The governor of Okinawa has approved controversial plans to relocate a US Marine base to a less populous area – but said he would keep pressing to move the base off the of the Japanese island altogether.
The nod from Okinawa, long a reluctant host to the bulk of US military forces in Japan, is an achievement for Prime Minister Shinzo Abe, who has promised a more robust military and tighter security ties with the US amid escalating tensions with China.
Sceptics, however, said it remained far from clear whether the relocation – stalled since the move was first agreed upon by Washington and Tokyo in 1996 – would actually take place given persistent opposition from Okinawa residents, many of whom associate the US bases with crime, pollution and noise.
The approval came a day after Mr Abe visited Tokyo’s Yasukuni Shrine, which is seen in parts of Asia as a symbol of Japan’s past militarism. His trip infuriated China and South Korea, and prompted concern from in Washington about deteriorating ties between the Asian neighbours.
Hirokazu Nakaima, the Governor of Okinawa, told a news conference he had approved a central government request for a landfill project at the new site, on the Henoko coast near the town of Nago. His approval for that project, required by law and a first step to building the replacement facility, was the last procedural barrier to eventually replacing the US Marine Corps’ Air Station Futenma in the crowded town of Ginowan. “The government has recently met our requests in compiling a plan to reinvigorate Okinawa. We felt that the Abe government’s regard for Okinawa is higher than any previous governments,” Mr Nakaima said.
However, he added that he still believed the quickest way to relocate Futenma air base would be to move it to an existing facility with runways outside Okinawa.
About 2,000 people gathered in front of the island’s government building to protest against Mr Nakaima’s decision, with a few hundred of them staging a sit-in at the lobby, the Jiji news agency said. The US and Japan agreed in 1996 to close the Futenma base but plans for a replacement stalled in the face of opposition in Okinawa, which hosts more than half of the US force in Japan, which totals about 38,000 military personnel, 43,000 dependents and 5,000 civilian employees. Okinawa was occupied by the US after Japan’s defeat in the Second World War until 1972.
Japan’s ties with the US were strained when then-Prime Minister, Yukio Hatoyama, who took office in 2009, sought to keep a campaign promise to move the US base off Okinawa. Futenma has been a lightning rod for criticism because of its location in a densely populated area.
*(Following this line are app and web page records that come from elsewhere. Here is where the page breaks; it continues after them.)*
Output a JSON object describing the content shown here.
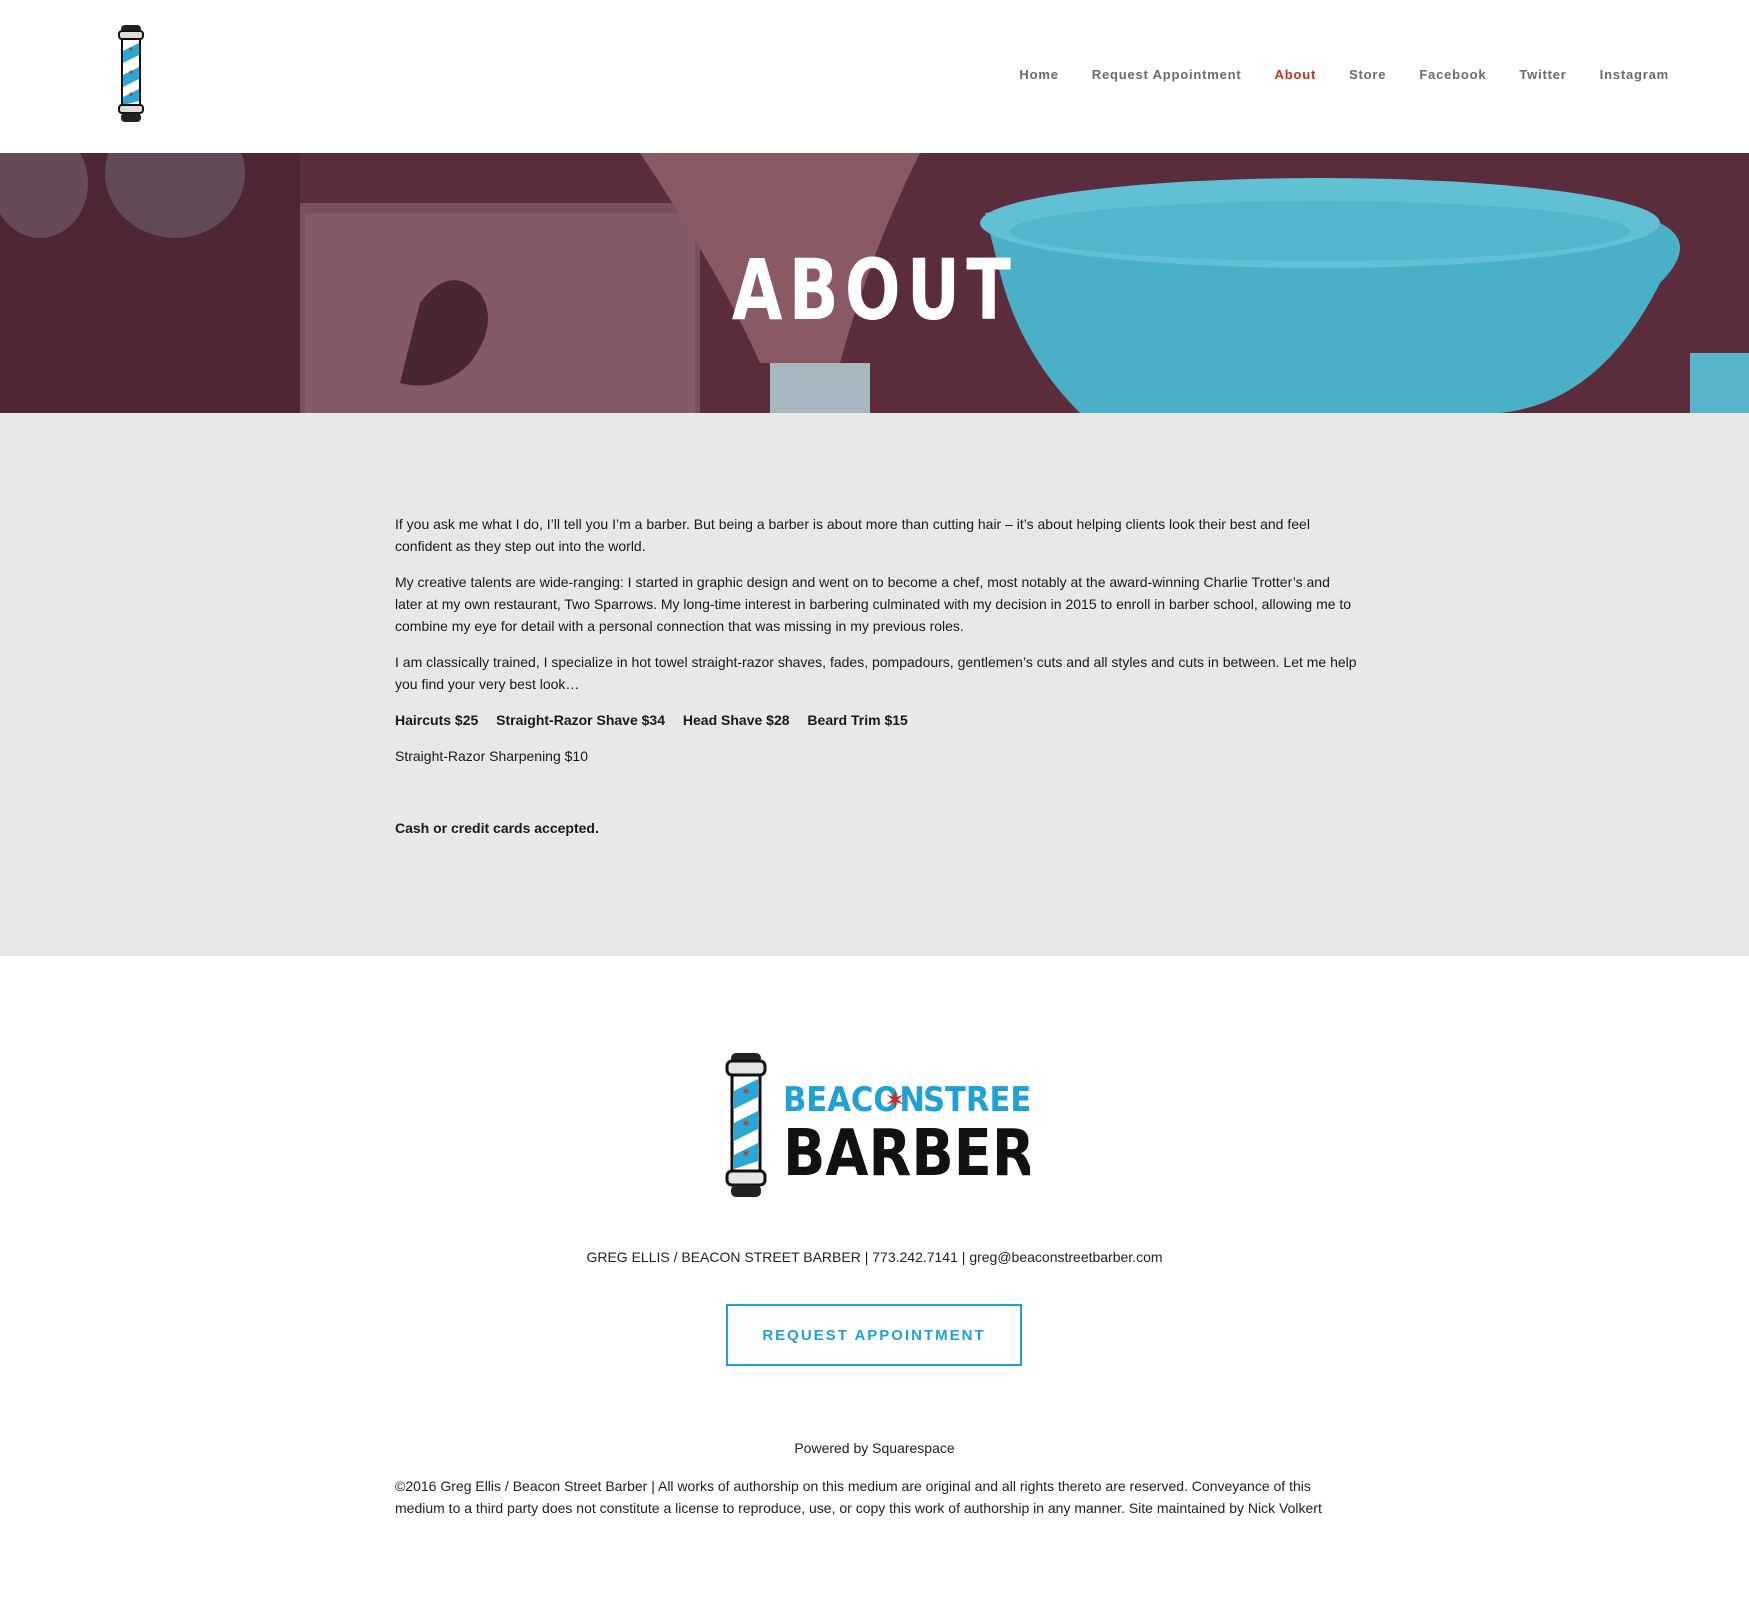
{
  "header": {
    "nav": [
      {
        "label": "Home"
      },
      {
        "label": "Request Appointment"
      },
      {
        "label": "About",
        "active": true
      },
      {
        "label": "Store"
      },
      {
        "label": "Facebook"
      },
      {
        "label": "Twitter"
      },
      {
        "label": "Instagram"
      }
    ]
  },
  "hero": {
    "title": "ABOUT"
  },
  "content": {
    "paragraphs": [
      "If you ask me what I do, I’ll tell you I’m a barber. But being a barber is about more than cutting hair – it’s about helping clients look their best and feel confident as they step out into the world.",
      "My creative talents are wide-ranging: I started in graphic design and went on to become a chef, most notably at the award-winning Charlie Trotter’s and later at my own restaurant, Two Sparrows. My long-time interest in barbering culminated with my decision in 2015 to enroll in barber school, allowing me to combine my eye for detail with a personal connection that was missing in my previous roles.",
      "I am classically trained, I specialize in hot towel straight-razor shaves, fades, pompadours, gentlemen’s cuts and all styles and cuts in between. Let me help you find your very best look…"
    ],
    "prices": [
      "Haircuts $25",
      "Straight-Razor Shave $34",
      "Head Shave $28",
      "Beard Trim $15"
    ],
    "sharpening": "Straight-Razor Sharpening $10",
    "payment": "Cash or credit cards accepted."
  },
  "footer": {
    "logo": {
      "line1a": "BEACON",
      "line1b": "STREET",
      "line2": "BARBER"
    },
    "contact_text": "GREG ELLIS / BEACON STREET BARBER | 773.242.7141 |",
    "contact_email": "greg@beaconstreetbarber.com",
    "button_label": "REQUEST APPOINTMENT",
    "powered_prefix": "Powered by",
    "powered_link": "Squarespace",
    "copyright_text": "©2016 Greg Ellis / Beacon Street Barber | All works of authorship on this medium are original and all rights thereto are reserved. Conveyance of this medium to a third party does not constitute a license to reproduce, use, or copy this work of authorship in any manner. Site maintained by",
    "copyright_link": "Nick Volkert"
  },
  "colors": {
    "accent_blue": "#1ea1d4",
    "active_red": "#c8321e",
    "hero_maroon": "#5a2c3b",
    "hero_teal": "#4ab0c8",
    "content_bg": "#e8e8e8"
  }
}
Activists living in tents have been staging a protest near the site of the proposed Henoko base for almost 10 years and have promised demonstrations if Nakaima approves construction.
An election for the mayor of Nago next month could prove problematic if the incumbent Susumu Inamine – who opposes the plan – is re-elected, while the central government could face a dilemma if demonstrators try to block construction. “There are so many potential wild cards, so much that has to be done, that every small decision moves the process forward but by no means guarantees a final conclusion,” said Brad Glosserman, of Pacific Forum CSIS, a Hawaii-based think-tank.
In April, the US and Japan unveiled plans to close Futenma as early as 2022. Mr Abe said the government would study whether that plan could be accelerated and would begin negotiating a deal with Washington that could allow for more local oversight of environmental issues at US bases. That would address Mr Nakaima’s call to revise the bilateral Status of Forces agreement that has applied to the US military in Japan since 1960 but has never been officially revised.
Mr Abe’s government has set aside ¥348bn for Okinawa’s economic development for the year from April – 15.3 per cent more than this year.